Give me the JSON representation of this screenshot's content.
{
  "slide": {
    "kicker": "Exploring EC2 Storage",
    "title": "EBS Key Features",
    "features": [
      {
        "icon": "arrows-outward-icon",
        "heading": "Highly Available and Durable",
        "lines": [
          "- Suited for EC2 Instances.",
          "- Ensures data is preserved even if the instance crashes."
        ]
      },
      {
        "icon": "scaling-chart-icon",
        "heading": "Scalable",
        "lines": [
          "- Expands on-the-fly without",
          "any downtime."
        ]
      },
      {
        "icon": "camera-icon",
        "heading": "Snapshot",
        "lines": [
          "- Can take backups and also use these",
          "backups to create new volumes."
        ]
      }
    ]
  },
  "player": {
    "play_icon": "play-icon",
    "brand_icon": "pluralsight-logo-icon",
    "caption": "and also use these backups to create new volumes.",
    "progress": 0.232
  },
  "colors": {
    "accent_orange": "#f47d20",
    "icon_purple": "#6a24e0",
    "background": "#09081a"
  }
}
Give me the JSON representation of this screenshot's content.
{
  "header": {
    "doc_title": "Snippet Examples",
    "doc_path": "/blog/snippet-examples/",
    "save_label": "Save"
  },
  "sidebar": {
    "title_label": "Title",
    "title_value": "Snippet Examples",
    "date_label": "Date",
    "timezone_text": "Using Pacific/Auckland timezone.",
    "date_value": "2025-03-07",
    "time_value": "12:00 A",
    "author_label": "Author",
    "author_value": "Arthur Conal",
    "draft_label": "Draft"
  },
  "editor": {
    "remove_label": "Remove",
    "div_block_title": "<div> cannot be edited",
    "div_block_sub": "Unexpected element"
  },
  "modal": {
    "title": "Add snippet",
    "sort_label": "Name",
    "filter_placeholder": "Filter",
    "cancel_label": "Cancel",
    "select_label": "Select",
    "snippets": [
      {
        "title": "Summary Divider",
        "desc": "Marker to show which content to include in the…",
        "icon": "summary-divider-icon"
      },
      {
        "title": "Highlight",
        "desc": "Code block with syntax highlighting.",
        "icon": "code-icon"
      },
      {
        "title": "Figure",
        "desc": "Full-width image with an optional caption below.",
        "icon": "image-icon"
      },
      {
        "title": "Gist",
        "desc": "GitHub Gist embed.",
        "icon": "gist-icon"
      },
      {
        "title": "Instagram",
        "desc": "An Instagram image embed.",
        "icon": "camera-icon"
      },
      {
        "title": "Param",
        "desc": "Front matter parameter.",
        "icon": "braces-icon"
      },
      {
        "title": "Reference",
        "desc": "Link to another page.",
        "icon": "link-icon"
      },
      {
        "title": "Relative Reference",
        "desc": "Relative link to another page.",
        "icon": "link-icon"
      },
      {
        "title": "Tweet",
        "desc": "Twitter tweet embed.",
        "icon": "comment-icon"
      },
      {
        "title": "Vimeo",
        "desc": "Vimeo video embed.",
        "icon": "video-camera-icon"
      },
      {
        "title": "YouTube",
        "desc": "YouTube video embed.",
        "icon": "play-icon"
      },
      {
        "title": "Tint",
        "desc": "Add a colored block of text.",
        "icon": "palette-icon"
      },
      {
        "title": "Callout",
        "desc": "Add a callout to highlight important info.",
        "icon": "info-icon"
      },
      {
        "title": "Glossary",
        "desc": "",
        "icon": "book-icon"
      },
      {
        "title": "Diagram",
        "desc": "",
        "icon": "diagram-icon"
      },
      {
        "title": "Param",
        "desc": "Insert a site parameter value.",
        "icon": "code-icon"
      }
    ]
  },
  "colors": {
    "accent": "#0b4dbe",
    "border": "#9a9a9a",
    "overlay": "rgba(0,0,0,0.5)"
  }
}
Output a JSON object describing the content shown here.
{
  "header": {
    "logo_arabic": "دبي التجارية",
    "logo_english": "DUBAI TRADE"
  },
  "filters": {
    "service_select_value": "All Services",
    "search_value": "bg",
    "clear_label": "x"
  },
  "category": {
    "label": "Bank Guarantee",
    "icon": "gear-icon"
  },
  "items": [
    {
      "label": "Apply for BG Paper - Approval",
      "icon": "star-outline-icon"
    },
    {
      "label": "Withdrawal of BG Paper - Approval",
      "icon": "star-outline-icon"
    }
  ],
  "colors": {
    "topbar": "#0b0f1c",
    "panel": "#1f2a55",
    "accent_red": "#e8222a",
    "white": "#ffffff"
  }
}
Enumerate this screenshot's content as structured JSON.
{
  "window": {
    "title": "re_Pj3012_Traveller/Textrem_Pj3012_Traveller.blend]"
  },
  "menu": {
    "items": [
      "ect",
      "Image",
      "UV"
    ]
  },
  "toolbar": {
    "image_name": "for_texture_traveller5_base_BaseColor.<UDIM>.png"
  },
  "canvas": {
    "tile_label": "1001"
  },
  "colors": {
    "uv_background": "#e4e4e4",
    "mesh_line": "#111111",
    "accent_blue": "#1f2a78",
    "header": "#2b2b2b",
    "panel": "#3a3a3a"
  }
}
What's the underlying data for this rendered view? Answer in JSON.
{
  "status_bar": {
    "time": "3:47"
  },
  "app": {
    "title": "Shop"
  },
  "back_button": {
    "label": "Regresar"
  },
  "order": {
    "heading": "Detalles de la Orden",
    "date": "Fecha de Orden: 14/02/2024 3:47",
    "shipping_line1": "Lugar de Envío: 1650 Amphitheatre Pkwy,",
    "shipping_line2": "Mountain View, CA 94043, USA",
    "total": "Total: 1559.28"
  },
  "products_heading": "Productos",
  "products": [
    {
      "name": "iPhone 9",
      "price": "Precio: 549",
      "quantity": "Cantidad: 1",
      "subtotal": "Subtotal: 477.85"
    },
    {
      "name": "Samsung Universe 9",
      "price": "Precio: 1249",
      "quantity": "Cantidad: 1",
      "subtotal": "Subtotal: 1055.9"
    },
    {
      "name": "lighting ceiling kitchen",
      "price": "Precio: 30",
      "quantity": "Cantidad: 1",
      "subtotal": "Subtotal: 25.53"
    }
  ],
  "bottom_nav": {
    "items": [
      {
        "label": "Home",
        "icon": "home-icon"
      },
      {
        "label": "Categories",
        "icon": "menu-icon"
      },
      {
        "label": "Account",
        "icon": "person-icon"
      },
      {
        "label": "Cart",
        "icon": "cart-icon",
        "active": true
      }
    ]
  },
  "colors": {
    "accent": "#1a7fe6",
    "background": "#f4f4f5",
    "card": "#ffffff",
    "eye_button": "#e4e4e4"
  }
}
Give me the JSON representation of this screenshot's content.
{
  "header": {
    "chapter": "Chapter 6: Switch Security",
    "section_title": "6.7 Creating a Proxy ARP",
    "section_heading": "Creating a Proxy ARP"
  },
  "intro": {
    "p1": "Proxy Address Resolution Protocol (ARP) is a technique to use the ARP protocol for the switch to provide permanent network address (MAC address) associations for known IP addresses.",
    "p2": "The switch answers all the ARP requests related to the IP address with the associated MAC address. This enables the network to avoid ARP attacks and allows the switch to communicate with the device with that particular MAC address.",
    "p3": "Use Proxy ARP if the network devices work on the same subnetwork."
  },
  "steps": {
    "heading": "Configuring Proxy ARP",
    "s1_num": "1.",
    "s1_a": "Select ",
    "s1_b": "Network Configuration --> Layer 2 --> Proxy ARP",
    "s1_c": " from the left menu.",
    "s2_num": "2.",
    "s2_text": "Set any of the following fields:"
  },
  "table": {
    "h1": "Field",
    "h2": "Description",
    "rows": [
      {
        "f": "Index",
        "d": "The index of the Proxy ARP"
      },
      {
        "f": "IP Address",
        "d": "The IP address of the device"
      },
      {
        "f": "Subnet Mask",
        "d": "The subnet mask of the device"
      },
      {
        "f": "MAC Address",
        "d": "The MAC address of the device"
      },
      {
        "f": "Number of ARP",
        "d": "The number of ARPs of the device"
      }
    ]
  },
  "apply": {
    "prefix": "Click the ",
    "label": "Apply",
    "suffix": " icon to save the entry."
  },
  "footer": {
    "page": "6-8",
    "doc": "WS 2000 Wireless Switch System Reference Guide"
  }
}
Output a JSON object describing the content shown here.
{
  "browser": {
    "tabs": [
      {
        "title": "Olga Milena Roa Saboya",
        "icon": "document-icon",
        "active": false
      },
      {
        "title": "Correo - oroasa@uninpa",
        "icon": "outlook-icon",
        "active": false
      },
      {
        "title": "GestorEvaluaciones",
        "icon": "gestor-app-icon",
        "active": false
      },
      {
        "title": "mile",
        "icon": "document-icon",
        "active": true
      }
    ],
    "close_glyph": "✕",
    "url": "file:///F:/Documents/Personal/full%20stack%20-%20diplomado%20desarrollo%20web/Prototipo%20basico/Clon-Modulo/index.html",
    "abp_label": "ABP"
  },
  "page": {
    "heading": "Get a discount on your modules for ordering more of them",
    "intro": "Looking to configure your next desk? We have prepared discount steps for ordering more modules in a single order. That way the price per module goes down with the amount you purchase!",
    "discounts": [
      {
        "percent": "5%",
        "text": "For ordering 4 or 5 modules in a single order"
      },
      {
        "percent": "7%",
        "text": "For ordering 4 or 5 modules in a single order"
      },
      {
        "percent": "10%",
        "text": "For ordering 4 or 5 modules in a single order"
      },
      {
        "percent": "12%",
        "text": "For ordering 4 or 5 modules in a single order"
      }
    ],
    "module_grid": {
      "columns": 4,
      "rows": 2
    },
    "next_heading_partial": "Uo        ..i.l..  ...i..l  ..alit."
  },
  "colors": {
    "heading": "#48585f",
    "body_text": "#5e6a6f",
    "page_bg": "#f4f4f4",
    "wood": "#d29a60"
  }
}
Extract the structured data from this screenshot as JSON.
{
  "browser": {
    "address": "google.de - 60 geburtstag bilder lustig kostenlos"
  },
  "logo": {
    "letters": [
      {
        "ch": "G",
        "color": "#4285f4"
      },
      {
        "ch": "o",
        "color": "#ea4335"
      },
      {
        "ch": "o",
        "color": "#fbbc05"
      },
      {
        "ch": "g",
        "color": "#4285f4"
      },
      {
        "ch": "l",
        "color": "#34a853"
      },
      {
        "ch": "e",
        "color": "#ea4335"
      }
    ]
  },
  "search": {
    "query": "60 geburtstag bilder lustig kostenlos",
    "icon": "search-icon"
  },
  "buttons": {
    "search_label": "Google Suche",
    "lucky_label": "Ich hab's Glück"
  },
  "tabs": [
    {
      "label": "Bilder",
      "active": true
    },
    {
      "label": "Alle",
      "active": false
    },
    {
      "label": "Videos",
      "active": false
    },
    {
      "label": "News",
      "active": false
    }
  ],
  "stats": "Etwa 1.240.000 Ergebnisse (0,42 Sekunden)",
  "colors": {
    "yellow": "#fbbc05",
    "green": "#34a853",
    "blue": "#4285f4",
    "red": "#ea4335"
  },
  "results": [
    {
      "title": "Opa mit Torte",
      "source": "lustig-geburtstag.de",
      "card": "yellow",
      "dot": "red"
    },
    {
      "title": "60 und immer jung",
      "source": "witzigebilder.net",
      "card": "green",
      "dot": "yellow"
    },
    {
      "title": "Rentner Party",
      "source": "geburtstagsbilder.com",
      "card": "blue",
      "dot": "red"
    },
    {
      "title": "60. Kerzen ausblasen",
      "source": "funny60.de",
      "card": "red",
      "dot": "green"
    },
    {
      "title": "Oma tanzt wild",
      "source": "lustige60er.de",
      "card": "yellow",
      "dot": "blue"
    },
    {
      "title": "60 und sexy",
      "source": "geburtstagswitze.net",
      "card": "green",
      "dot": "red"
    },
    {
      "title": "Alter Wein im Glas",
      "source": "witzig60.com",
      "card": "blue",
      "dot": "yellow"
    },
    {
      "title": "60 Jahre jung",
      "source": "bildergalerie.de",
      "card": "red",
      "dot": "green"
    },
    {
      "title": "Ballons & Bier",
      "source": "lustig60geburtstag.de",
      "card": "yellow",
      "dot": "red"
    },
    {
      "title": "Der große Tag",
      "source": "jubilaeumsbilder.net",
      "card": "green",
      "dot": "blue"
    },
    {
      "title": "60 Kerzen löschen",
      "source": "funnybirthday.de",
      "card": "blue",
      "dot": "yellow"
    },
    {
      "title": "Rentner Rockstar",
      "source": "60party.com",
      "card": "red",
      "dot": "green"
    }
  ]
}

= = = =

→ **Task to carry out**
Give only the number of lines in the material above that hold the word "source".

→ **Reply to the exercise**
12